> **Record extracts**
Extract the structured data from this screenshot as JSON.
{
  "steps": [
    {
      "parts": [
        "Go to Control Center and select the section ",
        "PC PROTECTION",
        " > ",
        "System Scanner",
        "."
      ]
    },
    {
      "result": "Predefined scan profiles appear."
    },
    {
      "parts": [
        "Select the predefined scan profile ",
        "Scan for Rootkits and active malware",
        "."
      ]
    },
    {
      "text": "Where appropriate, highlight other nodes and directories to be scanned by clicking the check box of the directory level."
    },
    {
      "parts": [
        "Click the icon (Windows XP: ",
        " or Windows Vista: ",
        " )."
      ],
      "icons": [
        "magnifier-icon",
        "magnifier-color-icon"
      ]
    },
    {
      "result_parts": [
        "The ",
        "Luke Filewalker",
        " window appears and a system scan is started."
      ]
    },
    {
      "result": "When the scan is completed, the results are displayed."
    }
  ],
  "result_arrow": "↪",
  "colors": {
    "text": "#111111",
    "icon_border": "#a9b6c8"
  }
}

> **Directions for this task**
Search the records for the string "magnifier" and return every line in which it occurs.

> **Task output**
        "magnifier-icon",
        "magnifier-color-icon"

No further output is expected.